● **EXERCISE DIRECTIONS**: Give the records again in full, exactly as they appear, but without the pictures.
......
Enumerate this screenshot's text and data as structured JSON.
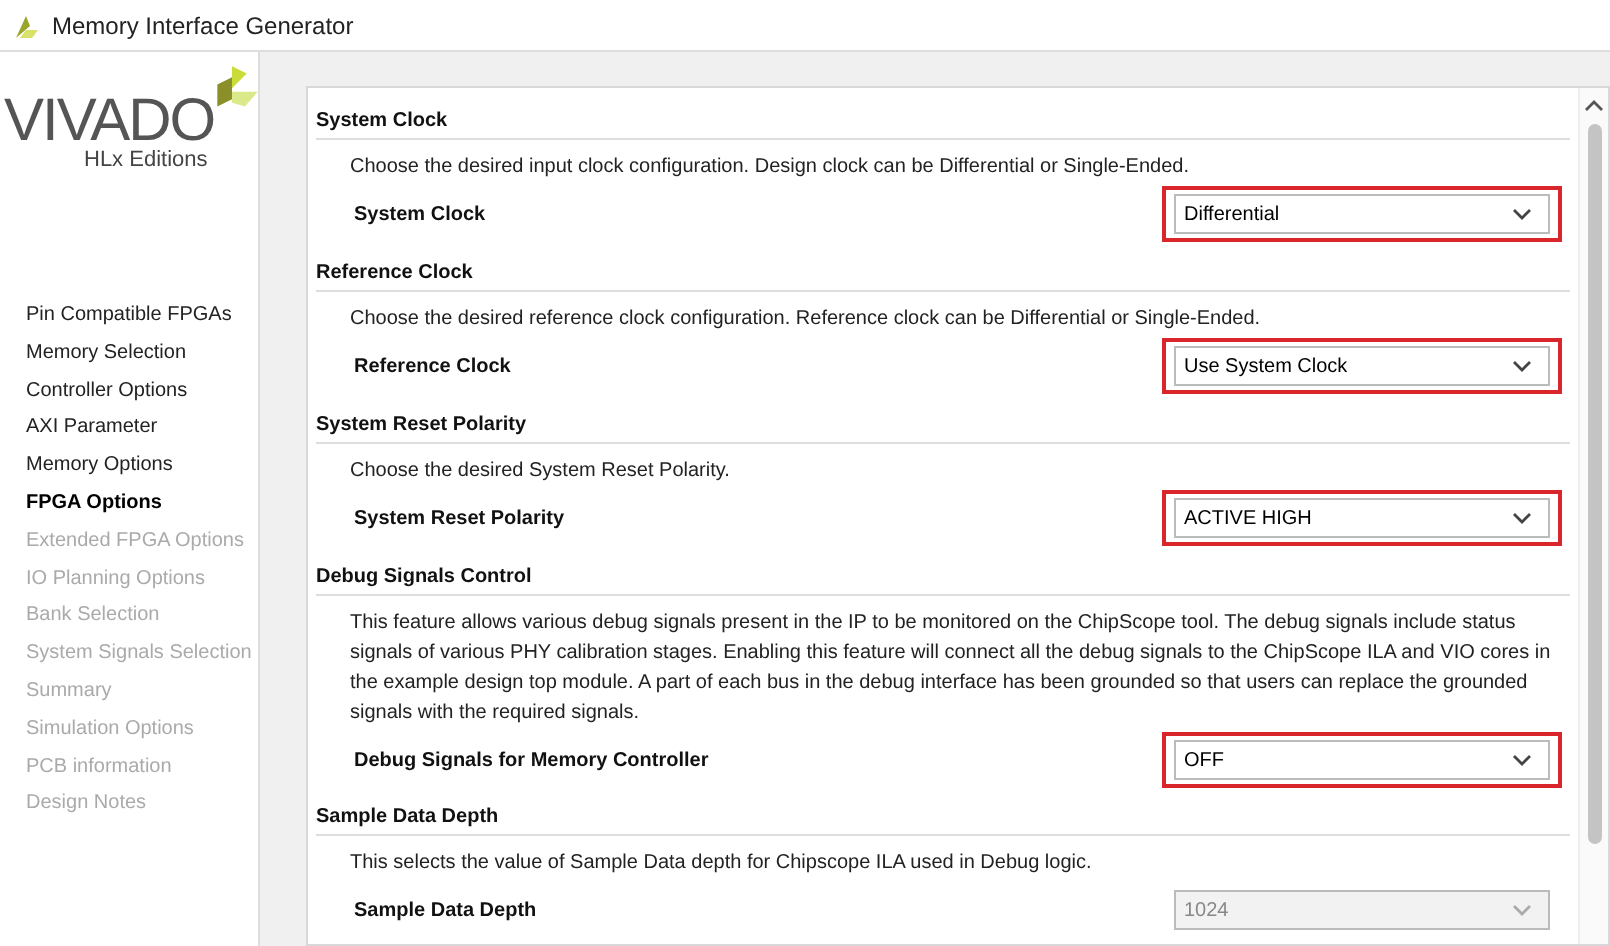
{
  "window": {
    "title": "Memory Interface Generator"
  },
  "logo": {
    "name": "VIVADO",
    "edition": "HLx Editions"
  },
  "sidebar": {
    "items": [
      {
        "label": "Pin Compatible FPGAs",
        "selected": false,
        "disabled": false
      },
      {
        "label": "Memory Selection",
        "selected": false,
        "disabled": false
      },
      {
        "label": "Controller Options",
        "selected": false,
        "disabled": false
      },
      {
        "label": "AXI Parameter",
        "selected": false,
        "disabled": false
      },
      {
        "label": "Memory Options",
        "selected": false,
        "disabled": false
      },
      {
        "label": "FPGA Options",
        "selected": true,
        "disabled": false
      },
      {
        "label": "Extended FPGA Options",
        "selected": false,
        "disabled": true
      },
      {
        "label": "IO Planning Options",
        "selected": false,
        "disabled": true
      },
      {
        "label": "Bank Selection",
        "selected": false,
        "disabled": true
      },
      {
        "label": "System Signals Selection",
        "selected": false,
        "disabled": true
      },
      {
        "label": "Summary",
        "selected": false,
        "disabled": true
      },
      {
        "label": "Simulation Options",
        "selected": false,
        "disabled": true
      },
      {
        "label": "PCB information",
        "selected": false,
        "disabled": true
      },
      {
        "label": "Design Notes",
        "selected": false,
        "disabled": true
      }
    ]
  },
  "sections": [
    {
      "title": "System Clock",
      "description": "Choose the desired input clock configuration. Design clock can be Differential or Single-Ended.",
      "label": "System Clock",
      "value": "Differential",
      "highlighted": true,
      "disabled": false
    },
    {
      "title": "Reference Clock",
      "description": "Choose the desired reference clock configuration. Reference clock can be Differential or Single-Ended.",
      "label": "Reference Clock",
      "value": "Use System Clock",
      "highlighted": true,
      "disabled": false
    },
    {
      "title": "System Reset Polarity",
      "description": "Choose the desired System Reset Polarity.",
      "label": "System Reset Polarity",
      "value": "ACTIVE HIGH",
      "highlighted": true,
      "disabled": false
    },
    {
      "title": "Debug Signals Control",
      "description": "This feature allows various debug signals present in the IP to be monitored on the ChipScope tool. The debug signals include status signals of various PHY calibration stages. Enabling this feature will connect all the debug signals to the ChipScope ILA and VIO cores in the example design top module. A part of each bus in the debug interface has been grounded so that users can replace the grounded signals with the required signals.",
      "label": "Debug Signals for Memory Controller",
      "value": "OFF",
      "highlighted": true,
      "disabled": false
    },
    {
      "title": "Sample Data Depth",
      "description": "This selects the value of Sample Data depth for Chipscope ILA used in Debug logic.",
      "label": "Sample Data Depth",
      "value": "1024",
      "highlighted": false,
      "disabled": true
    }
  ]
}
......
● **REPLY**:
Enumerate this screenshot's text and data as structured JSON.
{
  "window": {
    "title": "Memory Interface Generator"
  },
  "logo": {
    "name": "VIVADO",
    "edition": "HLx Editions"
  },
  "sidebar": {
    "items": [
      {
        "label": "Pin Compatible FPGAs",
        "selected": false,
        "disabled": false
      },
      {
        "label": "Memory Selection",
        "selected": false,
        "disabled": false
      },
      {
        "label": "Controller Options",
        "selected": false,
        "disabled": false
      },
      {
        "label": "AXI Parameter",
        "selected": false,
        "disabled": false
      },
      {
        "label": "Memory Options",
        "selected": false,
        "disabled": false
      },
      {
        "label": "FPGA Options",
        "selected": true,
        "disabled": false
      },
      {
        "label": "Extended FPGA Options",
        "selected": false,
        "disabled": true
      },
      {
        "label": "IO Planning Options",
        "selected": false,
        "disabled": true
      },
      {
        "label": "Bank Selection",
        "selected": false,
        "disabled": true
      },
      {
        "label": "System Signals Selection",
        "selected": false,
        "disabled": true
      },
      {
        "label": "Summary",
        "selected": false,
        "disabled": true
      },
      {
        "label": "Simulation Options",
        "selected": false,
        "disabled": true
      },
      {
        "label": "PCB information",
        "selected": false,
        "disabled": true
      },
      {
        "label": "Design Notes",
        "selected": false,
        "disabled": true
      }
    ]
  },
  "sections": [
    {
      "title": "System Clock",
      "description": "Choose the desired input clock configuration. Design clock can be Differential or Single-Ended.",
      "label": "System Clock",
      "value": "Differential",
      "highlighted": true,
      "disabled": false
    },
    {
      "title": "Reference Clock",
      "description": "Choose the desired reference clock configuration. Reference clock can be Differential or Single-Ended.",
      "label": "Reference Clock",
      "value": "Use System Clock",
      "highlighted": true,
      "disabled": false
    },
    {
      "title": "System Reset Polarity",
      "description": "Choose the desired System Reset Polarity.",
      "label": "System Reset Polarity",
      "value": "ACTIVE HIGH",
      "highlighted": true,
      "disabled": false
    },
    {
      "title": "Debug Signals Control",
      "description": "This feature allows various debug signals present in the IP to be monitored on the ChipScope tool. The debug signals include status signals of various PHY calibration stages. Enabling this feature will connect all the debug signals to the ChipScope ILA and VIO cores in the example design top module. A part of each bus in the debug interface has been grounded so that users can replace the grounded signals with the required signals.",
      "label": "Debug Signals for Memory Controller",
      "value": "OFF",
      "highlighted": true,
      "disabled": false
    },
    {
      "title": "Sample Data Depth",
      "description": "This selects the value of Sample Data depth for Chipscope ILA used in Debug logic.",
      "label": "Sample Data Depth",
      "value": "1024",
      "highlighted": false,
      "disabled": true
    }
  ]
}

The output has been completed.